That’s right, I was born in ’85. My 80s reference points are films like Ghostbusters and The Karate Kid. Fashion-wise, my older sister dressed pretty much like ‘Tash [Albert’s wife in The Curse]. It was fascinating to immerse ourselves in a different time. Making People Just Do Nothing, the garage scene was really important to us. Here we had another period to obsess over. It’s Tom’s and James’ era, so they kept us in check, even with slang. A rudeboy geezer in the Noughties talks very differently to how he would in the early 80s. Americanisms and Jamaican influences weren’t as strong back then.


Was it fun to swap MC Grindah’s outfits for 80s fashion?

It felt like fancy dress. I actually felt like an actor. Hey, maybe I am an actor rather than winging it! Clothing was another fascinating area. I assumed the 80s would be all big hair and power-suits. But working-class people didn’t suddenly start dressing differently the minute it hit the 80s. They’re still dressing like the late 70s in many ways. Albert’s got no money, so he’s still in his clothes from a few years ago. 


How was it sporting Albert’s moustache?

I had to walk around with that stupid ‘tache for six weeks. I hated it. On-set, with the 80s clothes, it felt right and helped me get into character. But the minute I put a tracksuit and a cap back on, I looked like I owned a bike shop in Shoreditch. 


There’s lots of smoking in the show. How was that?

Well, it’s similar on People Just Do Nothing.
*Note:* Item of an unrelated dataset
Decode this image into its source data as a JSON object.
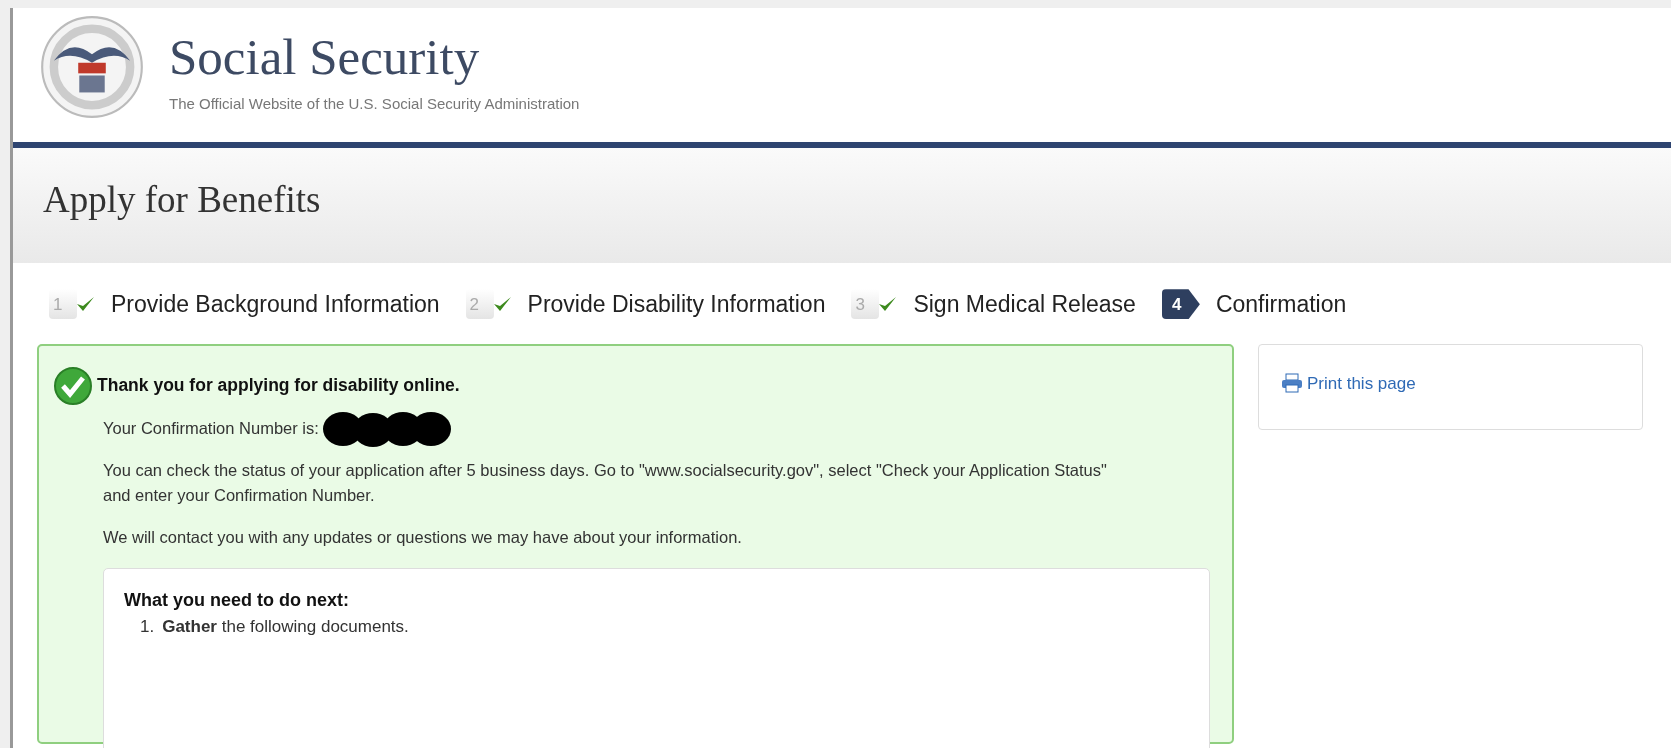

Everything I work on seems to involve heavy smoking. But that helped evoke the period too. Although those fake cigarettes tasted like a bonfire. Horrible. 


How did you first meet Tom Davis and decide to work together?

He’s been obsessed with us for years. Almost like a stalker. No, Tom’s amazing. He’s not only working class like us but comes from an untrained background so we naturally gravitated towards each other. We started chatting at an event five years ago, kept in contact and when The Curse came along, it was the right idea to collaborate on. 


What was the atmosphere like on-set? 

I like to treat every set like it’s a family environment and that was the case here too. I just love terrorising everyone and creating a happy vibe. People had a really good time and said it was one of their favourite jobs ever, which was a huge compliment to us all.   


Was there lots of corpsing with laughter?

It was hard to keep a straight face when Tom was in full flow with that voice. But I struggled even more with Steve’s character Sidney. He’s so different to Steves in People Just Do Nothing. I was super-impressed with him. It was great to see him flourish as Sidney. He’d do slightly different bits of improv each take and it sent me over the edge. 


Are you a fan of heist films?

We all grew up on those films. Things like Ocean’s 11 were always an enjoyable watch. The Curse is similarly fun but grounded in the reality of the 80s East End. It’s so different to anything we’ve done. It’s a thriller packaged as a comedy. It looks cool and cinematic too, thanks to James. Comedies don’t always have to look like cheap sitcoms.


What were your influences in the writer’s room?

We were looking at comedies like Eastbound & Down and Peep Show. But we also referenced things like Fargo and The Sopranos. Not to say we’re in that league but if The Curse is 1% as good, that’d be sweet. 


Deep down, is it a story about friendship?

Definitely. Everything we do has friendship at the heart of it. Men are essentially always boys. You might grow up and step up to the plate, but you always end up reverting to your childhood self. There’s a lot of that in these characters. They kind of need each other. 


What do you hope the reaction will be?

BAFTA and an Emmy. Plus maybe a Golden Globe, even though we don’t strictly qualify. No, I just hope people enjoy The Curse because we’re really proud of it.